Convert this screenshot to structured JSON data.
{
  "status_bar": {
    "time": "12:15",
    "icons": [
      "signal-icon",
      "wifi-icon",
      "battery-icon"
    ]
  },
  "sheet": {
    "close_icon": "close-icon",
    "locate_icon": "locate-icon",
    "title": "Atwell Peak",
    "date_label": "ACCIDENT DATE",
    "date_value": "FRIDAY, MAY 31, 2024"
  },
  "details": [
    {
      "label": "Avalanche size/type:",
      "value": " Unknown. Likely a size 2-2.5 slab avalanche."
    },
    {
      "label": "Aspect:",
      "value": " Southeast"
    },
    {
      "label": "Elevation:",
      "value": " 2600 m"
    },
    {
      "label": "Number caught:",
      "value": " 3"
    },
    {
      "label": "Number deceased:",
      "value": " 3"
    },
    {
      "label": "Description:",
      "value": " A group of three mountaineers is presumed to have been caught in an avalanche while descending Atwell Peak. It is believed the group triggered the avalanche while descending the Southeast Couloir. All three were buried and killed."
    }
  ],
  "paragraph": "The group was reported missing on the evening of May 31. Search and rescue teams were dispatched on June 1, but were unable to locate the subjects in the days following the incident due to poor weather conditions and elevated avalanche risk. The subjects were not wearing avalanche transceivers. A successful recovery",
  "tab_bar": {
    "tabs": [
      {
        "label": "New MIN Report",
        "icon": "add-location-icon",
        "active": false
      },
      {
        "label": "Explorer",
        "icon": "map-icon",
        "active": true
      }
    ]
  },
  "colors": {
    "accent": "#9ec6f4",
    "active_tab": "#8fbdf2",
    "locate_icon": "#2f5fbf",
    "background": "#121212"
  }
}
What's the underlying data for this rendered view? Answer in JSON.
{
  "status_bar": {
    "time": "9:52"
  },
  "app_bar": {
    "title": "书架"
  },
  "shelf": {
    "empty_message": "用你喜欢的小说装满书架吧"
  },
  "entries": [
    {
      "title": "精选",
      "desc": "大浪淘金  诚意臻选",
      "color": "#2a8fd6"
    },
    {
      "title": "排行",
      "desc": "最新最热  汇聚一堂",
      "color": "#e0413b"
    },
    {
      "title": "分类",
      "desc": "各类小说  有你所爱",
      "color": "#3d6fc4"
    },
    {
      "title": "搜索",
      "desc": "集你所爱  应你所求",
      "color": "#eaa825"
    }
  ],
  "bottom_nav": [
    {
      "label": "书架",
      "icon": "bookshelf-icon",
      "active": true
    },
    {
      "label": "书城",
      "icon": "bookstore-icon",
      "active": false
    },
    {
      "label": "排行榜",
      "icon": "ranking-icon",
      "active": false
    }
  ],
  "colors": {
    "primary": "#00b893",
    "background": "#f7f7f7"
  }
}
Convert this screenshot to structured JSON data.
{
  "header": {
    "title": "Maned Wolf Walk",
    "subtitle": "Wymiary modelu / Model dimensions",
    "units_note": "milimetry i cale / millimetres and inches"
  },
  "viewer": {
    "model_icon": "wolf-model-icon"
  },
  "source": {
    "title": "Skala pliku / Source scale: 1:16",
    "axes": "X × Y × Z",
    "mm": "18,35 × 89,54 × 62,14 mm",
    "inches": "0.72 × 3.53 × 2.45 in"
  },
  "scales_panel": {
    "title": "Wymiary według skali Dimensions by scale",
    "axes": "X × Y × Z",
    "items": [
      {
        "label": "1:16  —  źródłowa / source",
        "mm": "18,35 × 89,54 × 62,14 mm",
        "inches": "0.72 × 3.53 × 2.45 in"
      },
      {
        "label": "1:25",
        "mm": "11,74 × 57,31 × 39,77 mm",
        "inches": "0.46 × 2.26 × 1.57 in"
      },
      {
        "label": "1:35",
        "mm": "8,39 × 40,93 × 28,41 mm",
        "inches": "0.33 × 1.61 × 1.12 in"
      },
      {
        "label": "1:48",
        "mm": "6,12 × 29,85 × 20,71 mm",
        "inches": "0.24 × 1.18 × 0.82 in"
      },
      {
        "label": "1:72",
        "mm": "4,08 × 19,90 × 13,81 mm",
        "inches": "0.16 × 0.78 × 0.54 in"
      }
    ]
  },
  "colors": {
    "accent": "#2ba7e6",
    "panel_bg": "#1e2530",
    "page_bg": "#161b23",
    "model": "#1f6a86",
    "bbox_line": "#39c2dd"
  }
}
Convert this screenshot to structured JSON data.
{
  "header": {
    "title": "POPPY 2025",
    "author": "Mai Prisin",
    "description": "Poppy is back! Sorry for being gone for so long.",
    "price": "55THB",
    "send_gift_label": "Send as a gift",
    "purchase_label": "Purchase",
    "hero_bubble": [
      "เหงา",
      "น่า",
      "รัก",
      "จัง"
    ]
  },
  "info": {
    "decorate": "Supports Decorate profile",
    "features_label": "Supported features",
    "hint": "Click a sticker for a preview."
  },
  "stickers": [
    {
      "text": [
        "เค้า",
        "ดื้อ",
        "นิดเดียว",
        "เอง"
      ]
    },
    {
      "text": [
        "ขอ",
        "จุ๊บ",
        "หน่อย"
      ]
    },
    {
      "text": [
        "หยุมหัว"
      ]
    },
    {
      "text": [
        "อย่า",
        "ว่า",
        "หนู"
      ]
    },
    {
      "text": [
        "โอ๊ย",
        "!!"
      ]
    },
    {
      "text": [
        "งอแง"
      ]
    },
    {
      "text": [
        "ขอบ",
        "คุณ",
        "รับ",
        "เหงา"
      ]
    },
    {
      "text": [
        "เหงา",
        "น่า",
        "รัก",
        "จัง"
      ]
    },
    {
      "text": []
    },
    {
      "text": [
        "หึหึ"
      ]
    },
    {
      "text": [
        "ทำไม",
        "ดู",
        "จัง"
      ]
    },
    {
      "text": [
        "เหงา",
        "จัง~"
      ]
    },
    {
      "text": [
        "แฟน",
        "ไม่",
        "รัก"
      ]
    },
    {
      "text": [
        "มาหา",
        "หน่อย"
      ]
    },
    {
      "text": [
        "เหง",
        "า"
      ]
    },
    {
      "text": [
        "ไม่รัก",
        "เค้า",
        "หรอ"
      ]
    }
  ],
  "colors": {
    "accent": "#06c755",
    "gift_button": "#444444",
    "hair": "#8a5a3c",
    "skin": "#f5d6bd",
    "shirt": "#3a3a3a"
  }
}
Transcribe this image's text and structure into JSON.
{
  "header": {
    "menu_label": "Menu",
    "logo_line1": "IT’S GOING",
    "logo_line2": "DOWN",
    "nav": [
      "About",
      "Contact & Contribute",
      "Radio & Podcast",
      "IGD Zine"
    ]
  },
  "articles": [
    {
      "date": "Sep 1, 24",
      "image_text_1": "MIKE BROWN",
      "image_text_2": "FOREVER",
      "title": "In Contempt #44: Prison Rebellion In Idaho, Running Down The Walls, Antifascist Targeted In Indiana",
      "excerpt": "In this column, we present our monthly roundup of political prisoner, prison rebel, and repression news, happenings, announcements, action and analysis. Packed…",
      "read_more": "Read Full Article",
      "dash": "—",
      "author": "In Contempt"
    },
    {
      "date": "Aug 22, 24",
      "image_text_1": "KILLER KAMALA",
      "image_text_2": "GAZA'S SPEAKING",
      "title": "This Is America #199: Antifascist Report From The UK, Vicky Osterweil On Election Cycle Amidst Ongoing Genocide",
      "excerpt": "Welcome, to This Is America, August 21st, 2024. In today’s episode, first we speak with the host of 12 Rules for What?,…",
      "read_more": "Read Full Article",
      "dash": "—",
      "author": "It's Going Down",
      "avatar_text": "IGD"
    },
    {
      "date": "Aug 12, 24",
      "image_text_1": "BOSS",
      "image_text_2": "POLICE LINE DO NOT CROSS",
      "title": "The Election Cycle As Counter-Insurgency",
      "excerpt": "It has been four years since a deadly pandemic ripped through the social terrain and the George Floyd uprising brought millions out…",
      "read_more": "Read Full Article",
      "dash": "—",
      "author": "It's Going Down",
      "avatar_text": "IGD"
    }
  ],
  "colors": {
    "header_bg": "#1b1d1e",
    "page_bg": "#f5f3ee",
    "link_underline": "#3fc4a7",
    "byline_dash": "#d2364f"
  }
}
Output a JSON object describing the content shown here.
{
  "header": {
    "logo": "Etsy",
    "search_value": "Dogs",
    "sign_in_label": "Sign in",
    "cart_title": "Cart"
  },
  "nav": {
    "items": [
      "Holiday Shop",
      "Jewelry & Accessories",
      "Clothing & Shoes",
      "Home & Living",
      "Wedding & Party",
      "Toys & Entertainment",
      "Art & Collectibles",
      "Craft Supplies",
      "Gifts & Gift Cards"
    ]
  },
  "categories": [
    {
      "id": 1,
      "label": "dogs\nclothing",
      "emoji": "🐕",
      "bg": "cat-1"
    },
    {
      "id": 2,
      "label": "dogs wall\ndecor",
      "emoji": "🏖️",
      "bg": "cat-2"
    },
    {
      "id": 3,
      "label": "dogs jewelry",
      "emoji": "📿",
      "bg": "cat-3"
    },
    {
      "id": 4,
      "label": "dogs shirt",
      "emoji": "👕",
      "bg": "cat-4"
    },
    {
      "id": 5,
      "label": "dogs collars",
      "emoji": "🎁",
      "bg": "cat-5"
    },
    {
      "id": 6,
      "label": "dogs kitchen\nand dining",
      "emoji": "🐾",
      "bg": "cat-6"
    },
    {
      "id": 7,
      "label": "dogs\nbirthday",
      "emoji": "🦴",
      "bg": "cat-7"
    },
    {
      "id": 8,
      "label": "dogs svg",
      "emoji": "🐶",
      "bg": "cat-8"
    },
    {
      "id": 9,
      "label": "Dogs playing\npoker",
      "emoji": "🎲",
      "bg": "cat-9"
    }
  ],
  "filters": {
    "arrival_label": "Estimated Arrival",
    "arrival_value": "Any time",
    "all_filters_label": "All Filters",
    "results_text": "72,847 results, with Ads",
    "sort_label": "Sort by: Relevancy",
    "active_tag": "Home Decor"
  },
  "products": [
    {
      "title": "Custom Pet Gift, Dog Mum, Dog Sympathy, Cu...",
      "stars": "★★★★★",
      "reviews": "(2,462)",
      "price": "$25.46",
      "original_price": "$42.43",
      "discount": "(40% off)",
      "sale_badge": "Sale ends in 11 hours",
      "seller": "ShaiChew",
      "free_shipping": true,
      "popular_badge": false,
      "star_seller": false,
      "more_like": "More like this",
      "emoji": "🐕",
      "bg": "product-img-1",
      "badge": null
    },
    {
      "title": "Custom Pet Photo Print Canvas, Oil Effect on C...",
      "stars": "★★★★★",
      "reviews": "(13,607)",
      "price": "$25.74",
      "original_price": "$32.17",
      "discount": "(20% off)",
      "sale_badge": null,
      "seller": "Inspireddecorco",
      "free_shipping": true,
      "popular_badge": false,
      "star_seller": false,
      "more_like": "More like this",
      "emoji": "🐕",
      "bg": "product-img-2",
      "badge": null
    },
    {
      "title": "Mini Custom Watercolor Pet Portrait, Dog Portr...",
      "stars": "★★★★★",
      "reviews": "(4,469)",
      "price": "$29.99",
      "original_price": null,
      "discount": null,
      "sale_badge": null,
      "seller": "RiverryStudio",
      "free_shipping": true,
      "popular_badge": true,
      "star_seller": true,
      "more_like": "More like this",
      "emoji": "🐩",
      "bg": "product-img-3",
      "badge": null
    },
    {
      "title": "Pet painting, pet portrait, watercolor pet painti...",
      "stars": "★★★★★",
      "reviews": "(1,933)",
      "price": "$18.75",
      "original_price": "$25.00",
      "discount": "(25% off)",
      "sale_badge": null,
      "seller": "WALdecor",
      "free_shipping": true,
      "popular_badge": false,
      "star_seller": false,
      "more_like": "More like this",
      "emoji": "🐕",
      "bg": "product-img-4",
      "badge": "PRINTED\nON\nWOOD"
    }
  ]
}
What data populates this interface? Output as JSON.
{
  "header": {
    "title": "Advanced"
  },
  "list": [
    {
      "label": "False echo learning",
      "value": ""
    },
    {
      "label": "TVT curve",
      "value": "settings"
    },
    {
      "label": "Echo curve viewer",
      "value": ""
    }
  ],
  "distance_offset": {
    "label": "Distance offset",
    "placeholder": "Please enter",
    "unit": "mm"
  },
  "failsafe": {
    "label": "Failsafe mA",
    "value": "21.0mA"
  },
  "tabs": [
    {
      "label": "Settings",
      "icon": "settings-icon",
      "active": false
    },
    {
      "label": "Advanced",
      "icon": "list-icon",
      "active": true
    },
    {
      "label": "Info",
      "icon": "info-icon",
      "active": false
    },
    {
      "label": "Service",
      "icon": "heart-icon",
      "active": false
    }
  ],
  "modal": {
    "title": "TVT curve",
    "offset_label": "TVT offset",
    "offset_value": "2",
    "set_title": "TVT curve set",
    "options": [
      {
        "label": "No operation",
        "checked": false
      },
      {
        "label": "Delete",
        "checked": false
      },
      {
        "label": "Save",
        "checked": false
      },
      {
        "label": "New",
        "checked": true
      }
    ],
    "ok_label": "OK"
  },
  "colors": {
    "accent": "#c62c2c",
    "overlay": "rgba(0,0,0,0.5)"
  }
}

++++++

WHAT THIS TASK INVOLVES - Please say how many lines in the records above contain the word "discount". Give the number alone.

SOLVED EXERCISE - 4